§ **Goal of the exercise**
The listing below should be written out again word for word, please.

§ **Data provided**

>>

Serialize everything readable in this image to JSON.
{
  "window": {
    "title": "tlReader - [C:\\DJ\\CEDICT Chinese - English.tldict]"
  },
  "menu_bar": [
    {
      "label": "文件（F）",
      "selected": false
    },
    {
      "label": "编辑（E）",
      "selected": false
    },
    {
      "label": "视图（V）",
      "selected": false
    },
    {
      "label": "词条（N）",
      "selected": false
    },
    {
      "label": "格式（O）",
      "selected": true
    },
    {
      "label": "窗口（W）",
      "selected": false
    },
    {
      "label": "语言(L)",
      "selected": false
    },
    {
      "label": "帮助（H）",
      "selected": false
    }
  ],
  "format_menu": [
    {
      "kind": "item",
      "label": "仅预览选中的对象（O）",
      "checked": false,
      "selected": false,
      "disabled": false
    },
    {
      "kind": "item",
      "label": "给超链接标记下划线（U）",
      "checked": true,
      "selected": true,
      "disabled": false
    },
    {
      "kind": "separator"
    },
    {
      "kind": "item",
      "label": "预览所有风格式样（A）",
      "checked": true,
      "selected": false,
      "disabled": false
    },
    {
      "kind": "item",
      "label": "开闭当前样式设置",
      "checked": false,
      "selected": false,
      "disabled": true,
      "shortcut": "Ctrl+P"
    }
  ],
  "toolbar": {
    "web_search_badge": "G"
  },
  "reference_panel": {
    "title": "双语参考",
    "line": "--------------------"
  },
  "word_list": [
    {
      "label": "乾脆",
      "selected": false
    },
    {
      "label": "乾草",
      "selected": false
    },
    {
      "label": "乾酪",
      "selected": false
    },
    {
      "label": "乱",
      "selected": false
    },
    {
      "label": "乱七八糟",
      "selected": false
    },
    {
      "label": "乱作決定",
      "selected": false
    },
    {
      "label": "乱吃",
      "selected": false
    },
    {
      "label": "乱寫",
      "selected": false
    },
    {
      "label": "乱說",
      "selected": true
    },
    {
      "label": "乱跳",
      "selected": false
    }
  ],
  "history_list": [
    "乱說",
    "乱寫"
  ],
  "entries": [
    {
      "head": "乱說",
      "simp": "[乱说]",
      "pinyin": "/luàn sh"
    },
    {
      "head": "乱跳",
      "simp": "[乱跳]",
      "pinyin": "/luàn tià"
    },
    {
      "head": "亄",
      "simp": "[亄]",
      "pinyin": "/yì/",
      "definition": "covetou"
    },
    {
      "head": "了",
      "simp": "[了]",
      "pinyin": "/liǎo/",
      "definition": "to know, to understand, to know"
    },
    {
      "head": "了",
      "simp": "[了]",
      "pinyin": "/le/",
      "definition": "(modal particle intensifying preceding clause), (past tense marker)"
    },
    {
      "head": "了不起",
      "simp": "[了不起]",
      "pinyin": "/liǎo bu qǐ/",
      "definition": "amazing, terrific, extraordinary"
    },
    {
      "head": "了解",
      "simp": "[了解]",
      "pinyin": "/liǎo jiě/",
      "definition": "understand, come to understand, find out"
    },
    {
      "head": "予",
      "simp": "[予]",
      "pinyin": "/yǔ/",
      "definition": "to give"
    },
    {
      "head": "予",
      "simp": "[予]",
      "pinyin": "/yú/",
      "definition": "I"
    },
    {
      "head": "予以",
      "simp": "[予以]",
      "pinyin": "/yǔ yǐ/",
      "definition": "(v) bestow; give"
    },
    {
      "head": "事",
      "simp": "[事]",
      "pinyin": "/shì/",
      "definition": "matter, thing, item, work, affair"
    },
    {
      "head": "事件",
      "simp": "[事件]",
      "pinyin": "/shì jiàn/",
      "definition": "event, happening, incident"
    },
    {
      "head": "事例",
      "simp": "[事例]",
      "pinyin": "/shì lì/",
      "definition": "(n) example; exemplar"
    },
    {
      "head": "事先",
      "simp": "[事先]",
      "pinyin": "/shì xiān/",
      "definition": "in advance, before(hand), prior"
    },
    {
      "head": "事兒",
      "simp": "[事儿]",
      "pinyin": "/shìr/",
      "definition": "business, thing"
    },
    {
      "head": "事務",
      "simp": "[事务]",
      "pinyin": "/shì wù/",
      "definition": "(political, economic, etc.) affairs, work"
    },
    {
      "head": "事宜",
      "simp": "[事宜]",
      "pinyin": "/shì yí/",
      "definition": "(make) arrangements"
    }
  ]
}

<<

§ **Task output**
Serialize everything readable in this image to JSON.
{
  "window": {
    "title": "tlReader - [C:\\DJ\\CEDICT Chinese - English.tldict]"
  },
  "menu_bar": [
    {
      "label": "文件（F）",
      "selected": false
    },
    {
      "label": "编辑（E）",
      "selected": false
    },
    {
      "label": "视图（V）",
      "selected": false
    },
    {
      "label": "词条（N）",
      "selected": false
    },
    {
      "label": "格式（O）",
      "selected": true
    },
    {
      "label": "窗口（W）",
      "selected": false
    },
    {
      "label": "语言(L)",
      "selected": false
    },
    {
      "label": "帮助（H）",
      "selected": false
    }
  ],
  "format_menu": [
    {
      "kind": "item",
      "label": "仅预览选中的对象（O）",
      "checked": false,
      "selected": false,
      "disabled": false
    },
    {
      "kind": "item",
      "label": "给超链接标记下划线（U）",
      "checked": true,
      "selected": true,
      "disabled": false
    },
    {
      "kind": "separator"
    },
    {
      "kind": "item",
      "label": "预览所有风格式样（A）",
      "checked": true,
      "selected": false,
      "disabled": false
    },
    {
      "kind": "item",
      "label": "开闭当前样式设置",
      "checked": false,
      "selected": false,
      "disabled": true,
      "shortcut": "Ctrl+P"
    }
  ],
  "toolbar": {
    "web_search_badge": "G"
  },
  "reference_panel": {
    "title": "双语参考",
    "line": "--------------------"
  },
  "word_list": [
    {
      "label": "乾脆",
      "selected": false
    },
    {
      "label": "乾草",
      "selected": false
    },
    {
      "label": "乾酪",
      "selected": false
    },
    {
      "label": "乱",
      "selected": false
    },
    {
      "label": "乱七八糟",
      "selected": false
    },
    {
      "label": "乱作決定",
      "selected": false
    },
    {
      "label": "乱吃",
      "selected": false
    },
    {
      "label": "乱寫",
      "selected": false
    },
    {
      "label": "乱說",
      "selected": true
    },
    {
      "label": "乱跳",
      "selected": false
    }
  ],
  "history_list": [
    "乱說",
    "乱寫"
  ],
  "entries": [
    {
      "head": "乱說",
      "simp": "[乱说]",
      "pinyin": "/luàn sh"
    },
    {
      "head": "乱跳",
      "simp": "[乱跳]",
      "pinyin": "/luàn tià"
    },
    {
      "head": "亄",
      "simp": "[亄]",
      "pinyin": "/yì/",
      "definition": "covetou"
    },
    {
      "head": "了",
      "simp": "[了]",
      "pinyin": "/liǎo/",
      "definition": "to know, to understand, to know"
    },
    {
      "head": "了",
      "simp": "[了]",
      "pinyin": "/le/",
      "definition": "(modal particle intensifying preceding clause), (past tense marker)"
    },
    {
      "head": "了不起",
      "simp": "[了不起]",
      "pinyin": "/liǎo bu qǐ/",
      "definition": "amazing, terrific, extraordinary"
    },
    {
      "head": "了解",
      "simp": "[了解]",
      "pinyin": "/liǎo jiě/",
      "definition": "understand, come to understand, find out"
    },
    {
      "head": "予",
      "simp": "[予]",
      "pinyin": "/yǔ/",
      "definition": "to give"
    },
    {
      "head": "予",
      "simp": "[予]",
      "pinyin": "/yú/",
      "definition": "I"
    },
    {
      "head": "予以",
      "simp": "[予以]",
      "pinyin": "/yǔ yǐ/",
      "definition": "(v) bestow; give"
    },
    {
      "head": "事",
      "simp": "[事]",
      "pinyin": "/shì/",
      "definition": "matter, thing, item, work, affair"
    },
    {
      "head": "事件",
      "simp": "[事件]",
      "pinyin": "/shì jiàn/",
      "definition": "event, happening, incident"
    },
    {
      "head": "事例",
      "simp": "[事例]",
      "pinyin": "/shì lì/",
      "definition": "(n) example; exemplar"
    },
    {
      "head": "事先",
      "simp": "[事先]",
      "pinyin": "/shì xiān/",
      "definition": "in advance, before(hand), prior"
    },
    {
      "head": "事兒",
      "simp": "[事儿]",
      "pinyin": "/shìr/",
      "definition": "business, thing"
    },
    {
      "head": "事務",
      "simp": "[事务]",
      "pinyin": "/shì wù/",
      "definition": "(political, economic, etc.) affairs, work"
    },
    {
      "head": "事宜",
      "simp": "[事宜]",
      "pinyin": "/shì yí/",
      "definition": "(make) arrangements"
    }
  ]
}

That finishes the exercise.